a) An infringement of the plaintiffs’ right of dissemination pursuant to Section 85 para. 1 sentence 1 case 2 UrhG, which is the implementation of Art. 9 para. 1(b) of Directive 2006/115/EC is not given. The Court of Justice of the European Union has ruled, on a referral from the Senate, that a phonogram containing musical fragments transmitted from another phonogram is not a copy of that other phonogram within the meaning of Art. 9 para. 1 letter b of Directive 2006/115/EC.
b) Insofar as, with regard to acts committed as of December 22, 2002, the reproduction right of the plaintiffs as producers of phonograms pursuant to Section 85 (1) of the German Civil Code (Bürgerliches Gesetzbuch – BGB) is not affected, the plaintiffs’ right to reproduce is excluded. 1 sentence 1 case 1 UrhG has been infringed, a prohibition of marketing pursuant to Section 96 (1) of the German Copyright Act (UrhG) may apply. 1 UrhG cannot be relied upon. This provision is inapplicable in the dispute because it leads to an extension of fully harmonized exploitation rights under EU law and is thus contrary to the Directive. If only an infringement of the principle set forth in Art. 2 lit. c of Directive 2001/29/EC and § 85 para. 1 sentence 1 case 1 UrhG, the protection granted by these provisions may not be extended beyond an application of Section 96 (1) of the German Copyright Act. 1 UrhG into the area covered by Art. 9 para. 1 letter b of Directive 2006/115/EC and § 85 para. 1 sentence 1 of the German Copyright Act (UrhG). In the case in dispute, there is at most an infringement of the plaintiffs’ right of reproduction as producers of phonograms, but not an infringement of their right of distribution.

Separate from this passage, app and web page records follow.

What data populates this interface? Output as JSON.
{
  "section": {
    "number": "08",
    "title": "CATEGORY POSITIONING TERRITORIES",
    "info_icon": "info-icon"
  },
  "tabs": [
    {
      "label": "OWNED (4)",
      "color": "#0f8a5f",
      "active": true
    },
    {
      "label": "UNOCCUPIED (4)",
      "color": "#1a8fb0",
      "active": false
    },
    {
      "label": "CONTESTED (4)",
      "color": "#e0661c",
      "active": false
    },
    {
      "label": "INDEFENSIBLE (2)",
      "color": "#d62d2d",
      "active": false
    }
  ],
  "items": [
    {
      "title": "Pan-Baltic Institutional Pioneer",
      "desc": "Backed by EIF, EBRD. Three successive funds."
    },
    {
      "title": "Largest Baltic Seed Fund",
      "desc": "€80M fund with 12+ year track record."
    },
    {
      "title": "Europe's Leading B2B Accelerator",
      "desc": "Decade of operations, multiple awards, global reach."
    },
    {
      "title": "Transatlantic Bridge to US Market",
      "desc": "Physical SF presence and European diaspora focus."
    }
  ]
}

The Federal Court of Justice is also precluded from reaching a final decision because the plaintiffs alternatively base their claims on their ancillary copyright as performing artists (Section 77 (2) sentence 1 UrhG, Article 2 letter b of Directive 2001/29/EC; Article 9 (1) letter a of Directive 2006/115/EC). a of Directive 2006/115/EC), in the further alternative on the infringement of the first plaintiff’s copyright in the musical work (§ 15 (1) nos. 1 and 2, §§ 16, 17 (1) UrhG; Art. 2 (a), Art. 4 (1) of Directive 2001/29/EC) and in the further alternative on protection of ancillary copyright under competition law (§ 4 no. 9 UWG aF, § 4 no. 3 UWG). In this respect, the findings of the Higher Regional Court have also been lacking up to now and must now be made by the latter. The Senate also provides some guidance in this respect: For claims based on the ancillary copyright as a performing artist, nothing else is likely to apply than for claims based on the ancillary copyright as a phonogram producer. With regard to claims under copyright law, it is already questionable whether the rhythm sequence taken meets the requirements of a copyrighted work. In any case, it may be assumed that the defendants also rely on the right of free use under Section 24 (1) for all acts of use prior to December 22, 2002. 1 UrhG can be invoked. Claims based on the protection of intellectual property under competition law are likely to be more remote.